Here’s Why MLB Ruled Albert Pujols’ Bat Illegal In Hands Of Astros Catcher

Here’s Why MLB Ruled Albert Pujols’ Bat Illegal In Hands Of Astros Catcher

A baseball bat that is perfectly fine for future Hall of Famer Albert Pujols to use is illegal in the hands of a Houston Astros catcher Martin Maldonado.

Pujols gave a batch of his custom-made AP-5 bats to Maldonado when they were teammates with the Los Angeles Angels back in 2017. Maldonado had been using them on and off ever since, though not with the prodigious success enjoyed by Pujols, who during his final season last summer became just the fourth player to top 700 career home runs. But after Game 1 of the World Series, Maldonado learned he had to choose another piece of lumber.

“A rule is a rule, and I have to follow the rule,” Maldonado said after going 0-3 in Game 2. “That’s why I didn’t use it today.”

Tom Verducci just casually told everyone that Maldonado used an illegal bat last night AND that Albert Pujols has been using that model for 12 years because it was “grandfathered” in

Ok then

— Starting 9 (@Starting9) October 30, 2022

So why was the bat legal in the hands of Pujols and illegal when wielded by the light-hitting Maldonado? It is made of maple, and deemed more likely to splinter into multiple pieces, posing a risk to batter, catcher, and umpire. Pujols’ use of the bat model was grandfathered in because his career began before the 2011 rule change. Maldonado made his debut in 2011.

Albert Pujols used the now-illegal bats to compile a stat sheet that will land him in the Hall of Fame. (Photo by Stacy Revere/Getty Images)

Maple bats are still legal, but not when designed to the specifications Pujols demanded.

It was unclear how often Maldonado used the Pujols bats in recent years. Over the 2022 regular season, he hit 15 home runs – a decent total for a catcher, but sported an anemic .186 batting average. Maldonado, who is considered one of the Major League’s top defensive catchers, went 1 for 3 in the Astros’ Game 1 loss to the Philadelphia Phillies.

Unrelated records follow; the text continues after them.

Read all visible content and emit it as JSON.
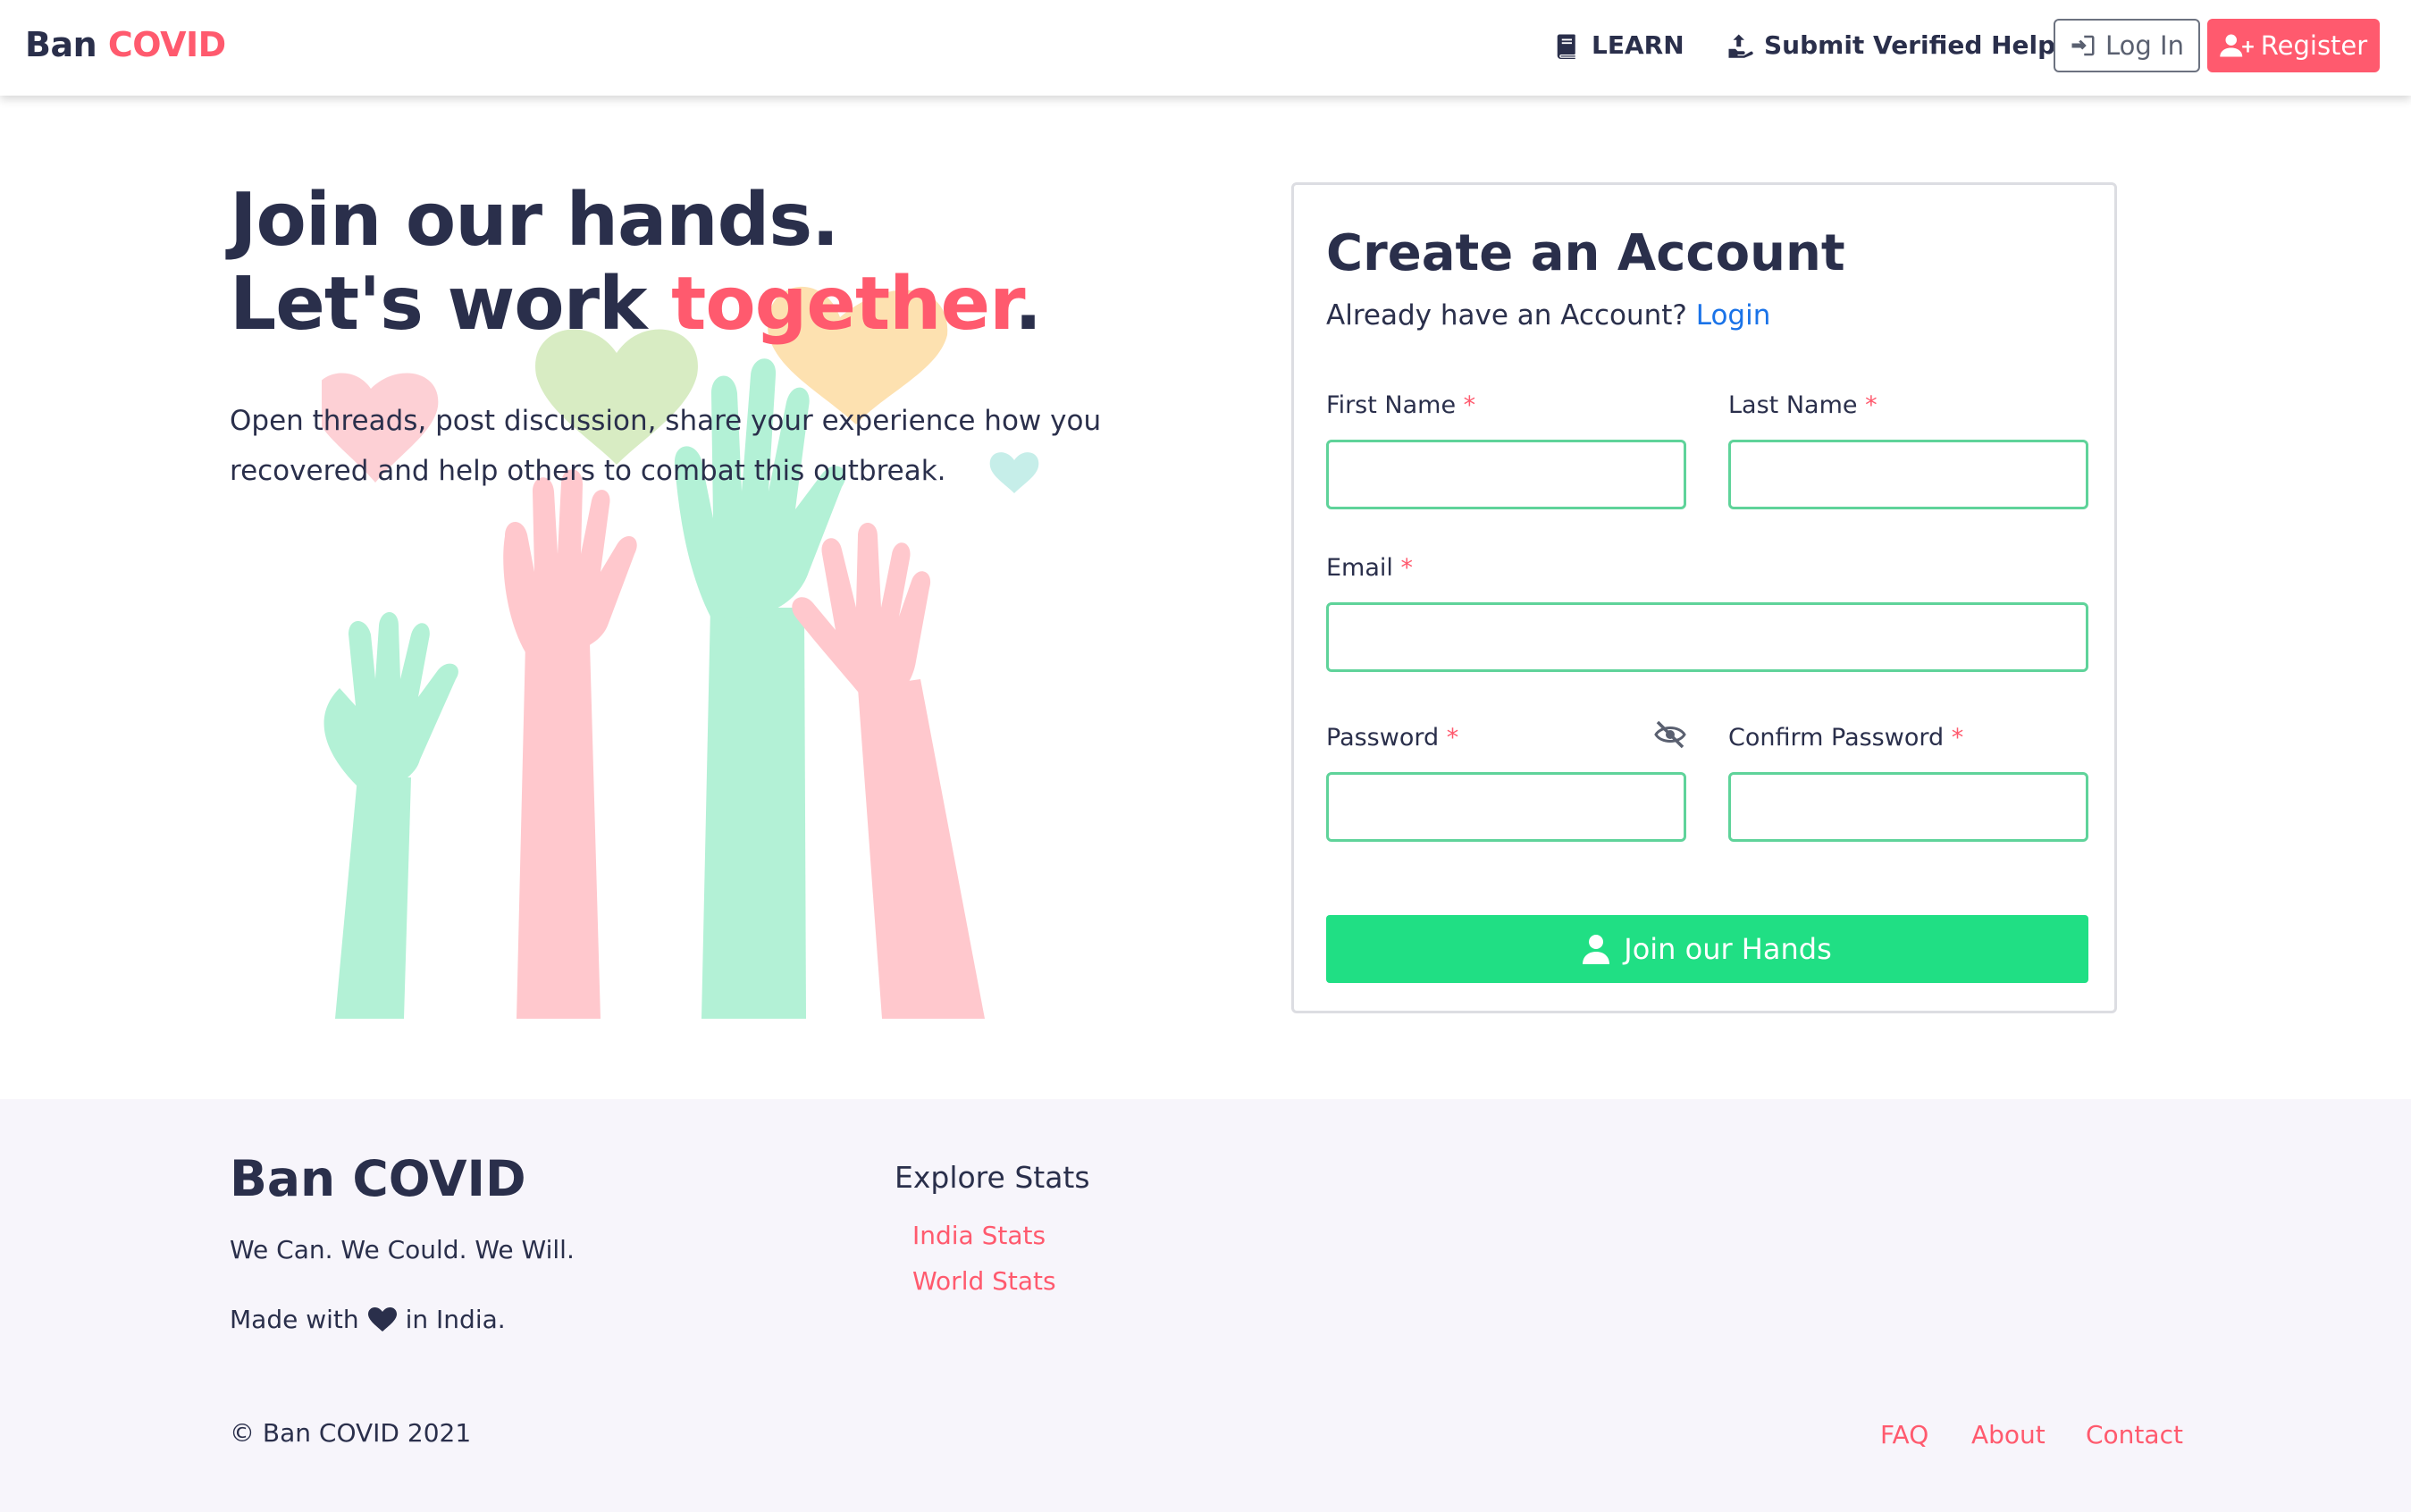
{
  "nav": {
    "brand_part1": "Ban",
    "brand_part2": "COVID",
    "learn_label": "LEARN",
    "submit_label": "Submit Verified Help",
    "login_label": "Log In",
    "register_label": "Register"
  },
  "hero": {
    "title_line1": "Join our hands.",
    "title_line2_prefix": "Let's work ",
    "title_line2_accent": "together",
    "title_line2_suffix": ".",
    "description": "Open threads, post discussion, share your experience how you recovered and help others to combat this outbreak."
  },
  "form": {
    "title": "Create an Account",
    "subtitle": "Already have an Account?",
    "login_link": "Login",
    "required_mark": "*",
    "first_name_label": "First Name",
    "last_name_label": "Last Name",
    "email_label": "Email",
    "password_label": "Password",
    "confirm_password_label": "Confirm Password",
    "first_name_value": "",
    "last_name_value": "",
    "email_value": "",
    "password_value": "",
    "confirm_password_value": "",
    "submit_label": "Join our Hands"
  },
  "footer": {
    "brand": "Ban COVID",
    "tagline": "We Can. We Could. We Will.",
    "made_prefix": "Made with",
    "made_suffix": "in India.",
    "explore_heading": "Explore Stats",
    "explore_links": [
      "India Stats",
      "World Stats"
    ],
    "copyright": "© Ban COVID 2021",
    "bottom_links": [
      "FAQ",
      "About",
      "Contact"
    ]
  },
  "colors": {
    "accent": "#ff5a6e",
    "primary_text": "#2a2f4b",
    "success": "#20df84",
    "link": "#1a73e8"
  },
  "icons": {
    "learn": "book-icon",
    "submit": "hand-upload-icon",
    "login": "sign-in-icon",
    "register": "user-plus-icon",
    "password_toggle": "eye-slash-icon",
    "join": "user-icon",
    "made_with": "heart-icon"
  }
}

Major League Baseball stated that Maldonado gained no competitive advantage by using the Pujols bat, and it appeared the mix-up was an honest mistake.

Bat maker Jack Marucci told The Associated Press the AP5 was “one of the original models I worked with Albert to design.”

“He was the first player to give me a bat to replicate,” Marucci said.

Any bats remaining in Pujols collection should be delivered to Cooperstown, N.Y., the home of baseball’s Hall of Fame. The slugging first baseman just wrapped up one of the greatest careers in baseball history, finishing with 703 home runs to trail only Hank Aaron, Babe Ruth, and the tainted total of suspected steroid cheat Barry Bonds.